__Task objective__
Scan the entries for lines with the word "title", then copy those lines.
Top of The input
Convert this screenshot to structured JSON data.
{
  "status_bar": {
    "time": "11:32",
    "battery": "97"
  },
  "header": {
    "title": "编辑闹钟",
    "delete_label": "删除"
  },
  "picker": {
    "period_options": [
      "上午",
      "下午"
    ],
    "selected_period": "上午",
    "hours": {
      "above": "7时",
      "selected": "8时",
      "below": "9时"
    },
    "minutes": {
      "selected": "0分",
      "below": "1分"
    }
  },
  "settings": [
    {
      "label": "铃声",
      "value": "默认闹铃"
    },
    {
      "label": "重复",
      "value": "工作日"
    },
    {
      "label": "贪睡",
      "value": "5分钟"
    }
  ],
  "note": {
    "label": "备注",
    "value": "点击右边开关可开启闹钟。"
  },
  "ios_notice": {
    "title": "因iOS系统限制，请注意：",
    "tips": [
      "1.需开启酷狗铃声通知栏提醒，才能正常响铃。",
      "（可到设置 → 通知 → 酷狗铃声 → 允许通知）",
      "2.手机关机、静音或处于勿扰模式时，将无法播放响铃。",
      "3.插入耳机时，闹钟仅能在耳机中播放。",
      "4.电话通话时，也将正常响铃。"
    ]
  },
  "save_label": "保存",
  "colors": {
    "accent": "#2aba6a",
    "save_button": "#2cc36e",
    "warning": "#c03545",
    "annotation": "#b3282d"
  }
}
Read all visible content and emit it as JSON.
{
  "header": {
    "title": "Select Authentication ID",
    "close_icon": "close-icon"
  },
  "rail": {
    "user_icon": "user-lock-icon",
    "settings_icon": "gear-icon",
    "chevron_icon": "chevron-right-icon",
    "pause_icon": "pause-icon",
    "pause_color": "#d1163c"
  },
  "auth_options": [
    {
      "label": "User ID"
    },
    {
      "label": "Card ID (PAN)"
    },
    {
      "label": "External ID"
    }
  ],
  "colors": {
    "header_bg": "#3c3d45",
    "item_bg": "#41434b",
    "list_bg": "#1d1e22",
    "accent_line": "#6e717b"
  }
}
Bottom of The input
__Reply__
    "title": "编辑闹钟",
    "title": "因iOS系统限制，请注意：",
    "title": "Select Authentication ID",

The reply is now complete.